Provided records:
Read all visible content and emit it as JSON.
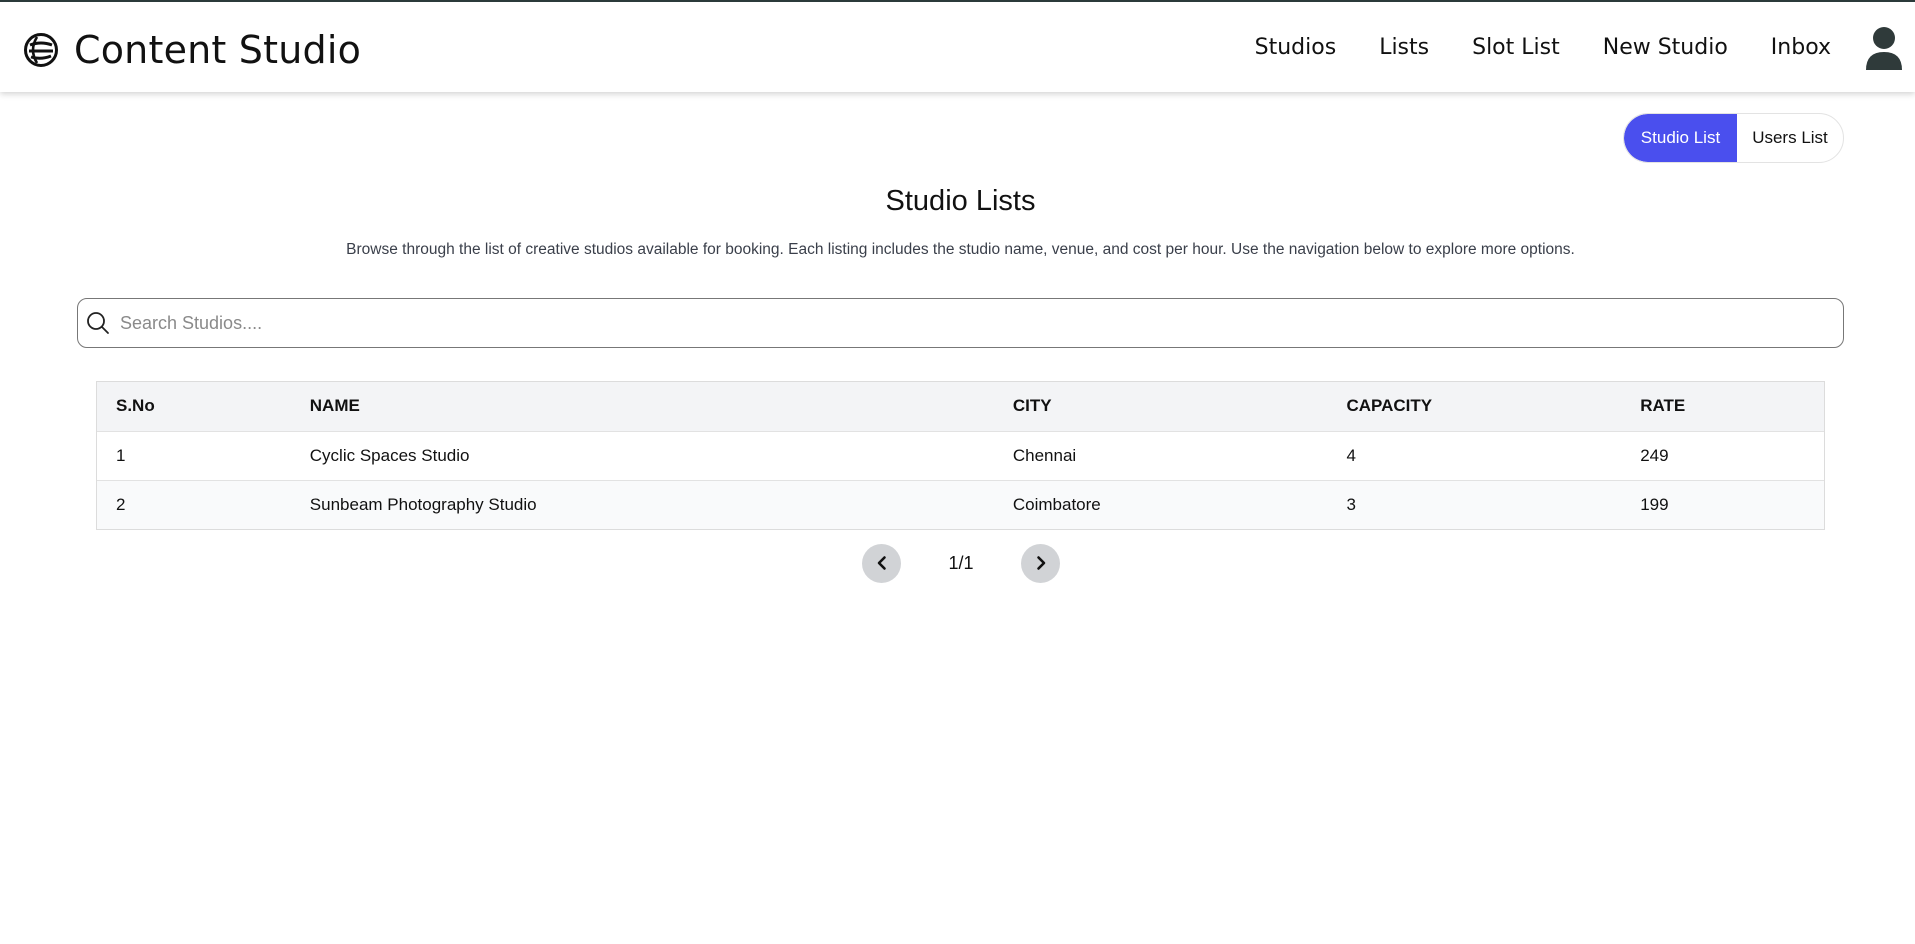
{
  "header": {
    "brand_title": "Content Studio",
    "logo_icon": "globe-logo-icon",
    "nav": [
      {
        "label": "Studios"
      },
      {
        "label": "Lists"
      },
      {
        "label": "Slot List"
      },
      {
        "label": "New Studio"
      },
      {
        "label": "Inbox"
      }
    ],
    "avatar_icon": "user-icon"
  },
  "toggle": {
    "studio_list": "Studio List",
    "users_list": "Users List",
    "active": "Studio List",
    "active_color": "#4a4fee"
  },
  "page": {
    "title": "Studio Lists",
    "description": "Browse through the list of creative studios available for booking. Each listing includes the studio name, venue, and cost per hour. Use the navigation below to explore more options."
  },
  "search": {
    "placeholder": "Search Studios....",
    "value": "",
    "icon": "search-icon"
  },
  "table": {
    "headers": [
      "S.No",
      "NAME",
      "CITY",
      "CAPACITY",
      "RATE"
    ],
    "rows": [
      {
        "sno": "1",
        "name": "Cyclic Spaces Studio",
        "city": "Chennai",
        "capacity": "4",
        "rate": "249"
      },
      {
        "sno": "2",
        "name": "Sunbeam Photography Studio",
        "city": "Coimbatore",
        "capacity": "3",
        "rate": "199"
      }
    ]
  },
  "pagination": {
    "text": "1/1",
    "prev_icon": "chevron-left-icon",
    "next_icon": "chevron-right-icon"
  }
}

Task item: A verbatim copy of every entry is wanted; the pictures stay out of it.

Completed task:
Read all visible content and emit it as JSON.
{
  "header": {
    "brand_title": "Content Studio",
    "logo_icon": "globe-logo-icon",
    "nav": [
      {
        "label": "Studios"
      },
      {
        "label": "Lists"
      },
      {
        "label": "Slot List"
      },
      {
        "label": "New Studio"
      },
      {
        "label": "Inbox"
      }
    ],
    "avatar_icon": "user-icon"
  },
  "toggle": {
    "studio_list": "Studio List",
    "users_list": "Users List",
    "active": "Studio List",
    "active_color": "#4a4fee"
  },
  "page": {
    "title": "Studio Lists",
    "description": "Browse through the list of creative studios available for booking. Each listing includes the studio name, venue, and cost per hour. Use the navigation below to explore more options."
  },
  "search": {
    "placeholder": "Search Studios....",
    "value": "",
    "icon": "search-icon"
  },
  "table": {
    "headers": [
      "S.No",
      "NAME",
      "CITY",
      "CAPACITY",
      "RATE"
    ],
    "rows": [
      {
        "sno": "1",
        "name": "Cyclic Spaces Studio",
        "city": "Chennai",
        "capacity": "4",
        "rate": "249"
      },
      {
        "sno": "2",
        "name": "Sunbeam Photography Studio",
        "city": "Coimbatore",
        "capacity": "3",
        "rate": "199"
      }
    ]
  },
  "pagination": {
    "text": "1/1",
    "prev_icon": "chevron-left-icon",
    "next_icon": "chevron-right-icon"
  }
}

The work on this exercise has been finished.